Show all lines of the listing that hold the word "this".

══ RECORDS FOR THE TASK

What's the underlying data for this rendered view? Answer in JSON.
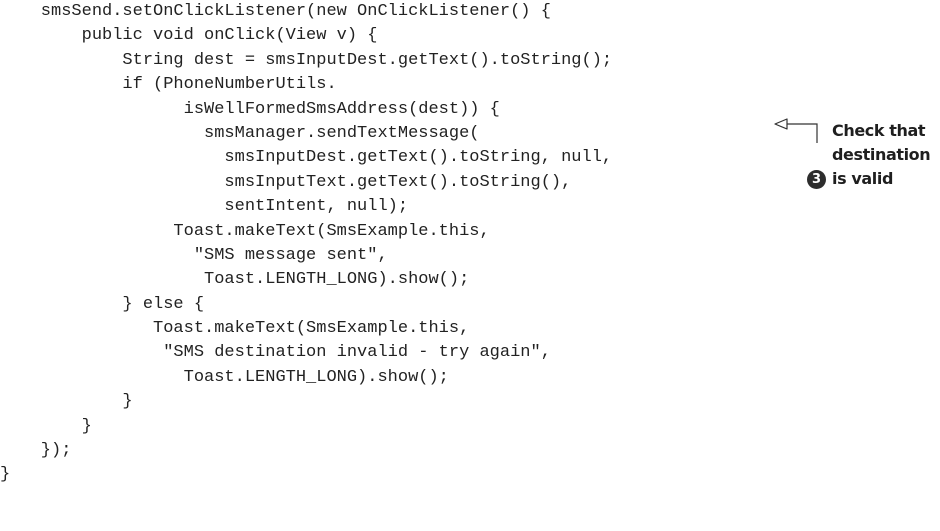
{
  "code": {
    "lines": [
      "    smsSend.setOnClickListener(new OnClickListener() {",
      "        public void onClick(View v) {",
      "            String dest = smsInputDest.getText().toString();",
      "            if (PhoneNumberUtils.",
      "                  isWellFormedSmsAddress(dest)) {",
      "                    smsManager.sendTextMessage(",
      "                      smsInputDest.getText().toString, null,",
      "                      smsInputText.getText().toString(),",
      "                      sentIntent, null);",
      "                 Toast.makeText(SmsExample.this,",
      "                   \"SMS message sent\",",
      "                    Toast.LENGTH_LONG).show();",
      "            } else {",
      "               Toast.makeText(SmsExample.this,",
      "                \"SMS destination invalid - try again\",",
      "                  Toast.LENGTH_LONG).show();",
      "            }",
      "        }",
      "    });",
      "}"
    ]
  },
  "annotation": {
    "number": "3",
    "lines": [
      "Check that",
      "destination",
      "is valid"
    ]
  }
}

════

- _SOLUTION TO THE EXERCISE_
What's the underlying data for this rendered view? Answer in JSON.
      "                 Toast.makeText(SmsExample.this,",
      "               Toast.makeText(SmsExample.this,",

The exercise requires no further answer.